Dataset items:
# # #

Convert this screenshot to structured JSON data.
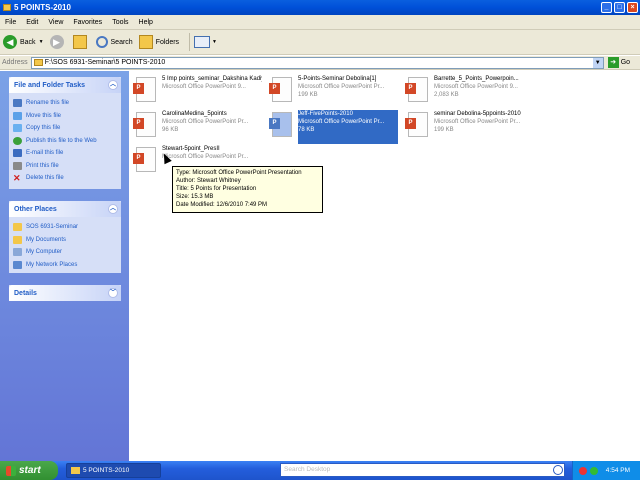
{
  "window": {
    "title": "5 POINTS-2010"
  },
  "menu": [
    "File",
    "Edit",
    "View",
    "Favorites",
    "Tools",
    "Help"
  ],
  "toolbar": {
    "back": "Back",
    "search": "Search",
    "folders": "Folders"
  },
  "address": {
    "label": "Address",
    "path": "F:\\SOS 6931-Seminar\\5 POINTS-2010",
    "go": "Go"
  },
  "tasks_panel": {
    "title": "File and Folder Tasks",
    "items": [
      "Rename this file",
      "Move this file",
      "Copy this file",
      "Publish this file to the Web",
      "E-mail this file",
      "Print this file",
      "Delete this file"
    ]
  },
  "places_panel": {
    "title": "Other Places",
    "items": [
      "SOS 6931-Seminar",
      "My Documents",
      "My Computer",
      "My Network Places"
    ]
  },
  "details_panel": {
    "title": "Details"
  },
  "files": [
    {
      "name": "5 Imp points_seminar_Dakshina Kadiyala-2010",
      "line2": "Microsoft Office PowerPoint 9...",
      "size": ""
    },
    {
      "name": "5-Points-Seminar Debolina[1]",
      "line2": "Microsoft Office PowerPoint Pr...",
      "size": "199 KB"
    },
    {
      "name": "Barrette_5_Points_Powerpoin...",
      "line2": "Microsoft Office PowerPoint 9...",
      "size": "2,083 KB"
    },
    {
      "name": "CarolinaMedina_5points",
      "line2": "Microsoft Office PowerPoint Pr...",
      "size": "96 KB"
    },
    {
      "name": "Jeff-FivePoints-2010",
      "line2": "Microsoft Office PowerPoint Pr...",
      "size": "78 KB"
    },
    {
      "name": "seminar Debolina-5ppoints-2010",
      "line2": "Microsoft Office PowerPoint Pr...",
      "size": "199 KB"
    },
    {
      "name": "Stewart-5point_PresII",
      "line2": "Microsoft Office PowerPoint Pr...",
      "size": ""
    }
  ],
  "tooltip": {
    "type": "Type: Microsoft Office PowerPoint Presentation",
    "author": "Author: Stewart Whitney",
    "title": "Title: 5 Points for Presentation",
    "size": "Size: 15.3 MB",
    "modified": "Date Modified: 12/6/2010 7:49 PM"
  },
  "taskbar": {
    "start": "start",
    "window_button": "5 POINTS-2010",
    "search_placeholder": "Search Desktop",
    "clock": "4:54 PM"
  },
  "colors": {
    "titlebar": "#0050d8",
    "sidebar": "#7ba2e7",
    "selection": "#316ac5",
    "taskbar": "#245edc",
    "start": "#318f31"
  }
}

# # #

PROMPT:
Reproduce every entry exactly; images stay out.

ANSWER FOR THE TASK:
Convert this screenshot to structured JSON data.
{
  "window": {
    "title": "5 POINTS-2010"
  },
  "menu": [
    "File",
    "Edit",
    "View",
    "Favorites",
    "Tools",
    "Help"
  ],
  "toolbar": {
    "back": "Back",
    "search": "Search",
    "folders": "Folders"
  },
  "address": {
    "label": "Address",
    "path": "F:\\SOS 6931-Seminar\\5 POINTS-2010",
    "go": "Go"
  },
  "tasks_panel": {
    "title": "File and Folder Tasks",
    "items": [
      "Rename this file",
      "Move this file",
      "Copy this file",
      "Publish this file to the Web",
      "E-mail this file",
      "Print this file",
      "Delete this file"
    ]
  },
  "places_panel": {
    "title": "Other Places",
    "items": [
      "SOS 6931-Seminar",
      "My Documents",
      "My Computer",
      "My Network Places"
    ]
  },
  "details_panel": {
    "title": "Details"
  },
  "files": [
    {
      "name": "5 Imp points_seminar_Dakshina Kadiyala-2010",
      "line2": "Microsoft Office PowerPoint 9...",
      "size": ""
    },
    {
      "name": "5-Points-Seminar Debolina[1]",
      "line2": "Microsoft Office PowerPoint Pr...",
      "size": "199 KB"
    },
    {
      "name": "Barrette_5_Points_Powerpoin...",
      "line2": "Microsoft Office PowerPoint 9...",
      "size": "2,083 KB"
    },
    {
      "name": "CarolinaMedina_5points",
      "line2": "Microsoft Office PowerPoint Pr...",
      "size": "96 KB"
    },
    {
      "name": "Jeff-FivePoints-2010",
      "line2": "Microsoft Office PowerPoint Pr...",
      "size": "78 KB"
    },
    {
      "name": "seminar Debolina-5ppoints-2010",
      "line2": "Microsoft Office PowerPoint Pr...",
      "size": "199 KB"
    },
    {
      "name": "Stewart-5point_PresII",
      "line2": "Microsoft Office PowerPoint Pr...",
      "size": ""
    }
  ],
  "tooltip": {
    "type": "Type: Microsoft Office PowerPoint Presentation",
    "author": "Author: Stewart Whitney",
    "title": "Title: 5 Points for Presentation",
    "size": "Size: 15.3 MB",
    "modified": "Date Modified: 12/6/2010 7:49 PM"
  },
  "taskbar": {
    "start": "start",
    "window_button": "5 POINTS-2010",
    "search_placeholder": "Search Desktop",
    "clock": "4:54 PM"
  },
  "colors": {
    "titlebar": "#0050d8",
    "sidebar": "#7ba2e7",
    "selection": "#316ac5",
    "taskbar": "#245edc",
    "start": "#318f31"
  }
}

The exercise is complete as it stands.